Gold mining has been a boon --not a curse -- to the Peruvian national economy over the past decade, helping lift specific mining communities out of poverty, a report released Friday by the gold-mining industry group World Gold Council, said.

The study, which focused on the quantitive contributions to the economy made by the gold mining sector in general as well as specific economic developments within the communities where four large mines operated, focused mainly on data since 1999.

Among other highlights, the paper found the boom period in Peruvian gold mining over the past decade coincided with one of relatively strong national growth, increasing foreign direct investment, rising exports and declining inflation.

In a particularly encouraging data point, the report found that while the percentage of total government revenue that the gold mining industry represented was high (peaking at 25 percent in 2007), gold’s slice of the overall tax base was being overshadowed by growth in other areas. The situation was good because it represents diversification of the larger economy and more sustainable development. Along with data showing a rise in the country’s development index and a weak correlation between the growth of the mining GDP and the growth of the overall GDP, the study seems to challenge much-debated beliefs about Peru experiencing a gold-fueled “resource curse.”

The “curse” theory, widely debated in opposition to the neo-liberal economic policies of the late 1990s and 2000s, posits exploitation of a resource-rich country by foreign multinationals promotes government corruption, sparks inflation, overwhelmingly benefits foreign workers, takes away incentives for diversifying the economy, ravages the environment and, when the resources runs out, leaves the country in worse shape than it was before. The report issued Friday addresses nearly all these points, showing evidence almost none of those negative effects has been evident over the past ten years.

Government corruption, which the paper indirectly acknowledges is an issue at the local level, is the exception. The report does not address environmental concerns.

These findings seem to track a February 2010 background paper by the New York-based Council on Foreign Relations, which found that Peru seems to be avoiding some of the biggest pitfalls other resource-rich countries had faced in the past.
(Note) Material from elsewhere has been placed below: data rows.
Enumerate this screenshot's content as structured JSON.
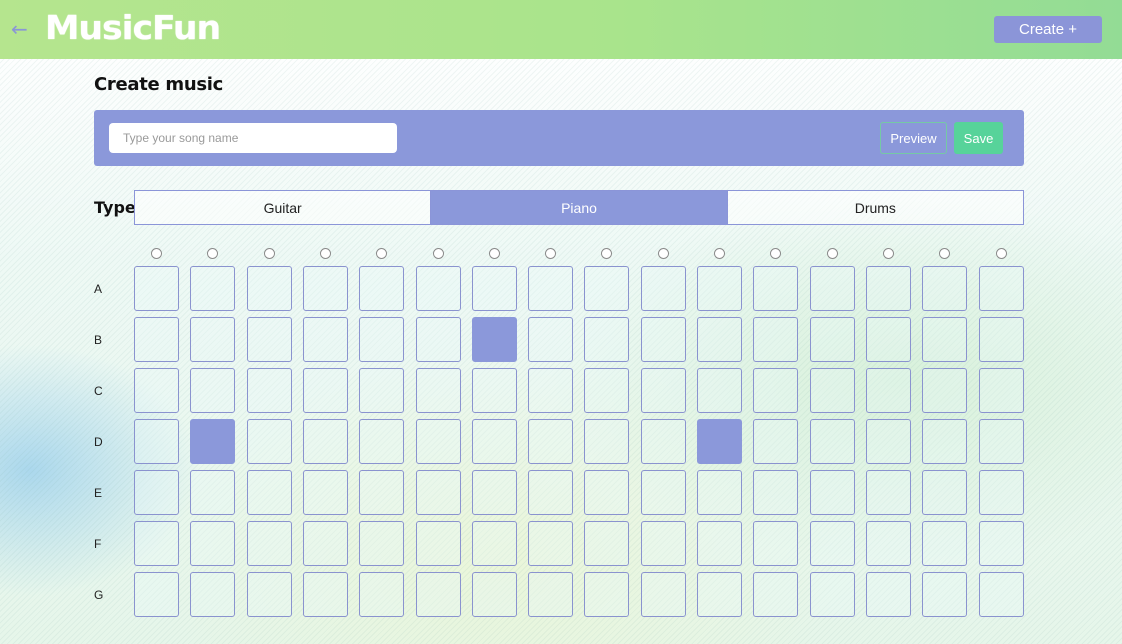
{
  "header": {
    "back_icon": "arrow-left-icon",
    "logo": "MusicFun",
    "create_label": "Create +"
  },
  "page": {
    "title": "Create music"
  },
  "toolbar": {
    "song_name_placeholder": "Type your song name",
    "song_name_value": "",
    "preview_label": "Preview",
    "save_label": "Save"
  },
  "type_selector": {
    "label": "Type",
    "options": [
      "Guitar",
      "Piano",
      "Drums"
    ],
    "selected": "Piano"
  },
  "grid": {
    "columns": 16,
    "rows": [
      "A",
      "B",
      "C",
      "D",
      "E",
      "F",
      "G"
    ],
    "active_cells": [
      {
        "row": "B",
        "col": 7
      },
      {
        "row": "D",
        "col": 2
      },
      {
        "row": "D",
        "col": 11
      }
    ]
  },
  "colors": {
    "header_green": "#a9e48c",
    "accent_purple": "#8b98da",
    "save_green": "#57d39a"
  }
}
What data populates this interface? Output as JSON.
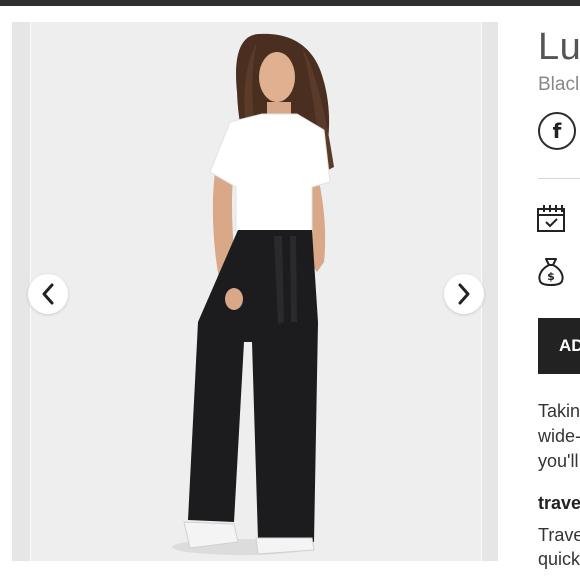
{
  "product": {
    "title": "Lu",
    "color": "Blacl",
    "add_button_label": "AD",
    "description_lines": [
      "Takin",
      "wide-",
      "you'll"
    ],
    "feature_heading": "trave",
    "feature_lines": [
      "Trave",
      "quick"
    ]
  },
  "gallery": {
    "prev_icon": "chevron-left-icon",
    "next_icon": "chevron-right-icon"
  },
  "share": {
    "icon": "facebook-icon"
  },
  "info_icons": [
    "calendar-check-icon",
    "money-bag-icon"
  ],
  "colors": {
    "button": "#222222",
    "topbar": "#2f2f2f",
    "gallery_bg": "#eeeeee"
  }
}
Interestingly, the study focuses on the four largest mines in the country, noting how it expects economic activity at those locations to decline slowly over the next three years, before plummeting sharply beginning in 2014.

It is not the first white paper released by the World Gold Council on a similar topic. In 2009, the trade group presented a similar report analyzing 40 years of economic data related to gold mining in Tanzania.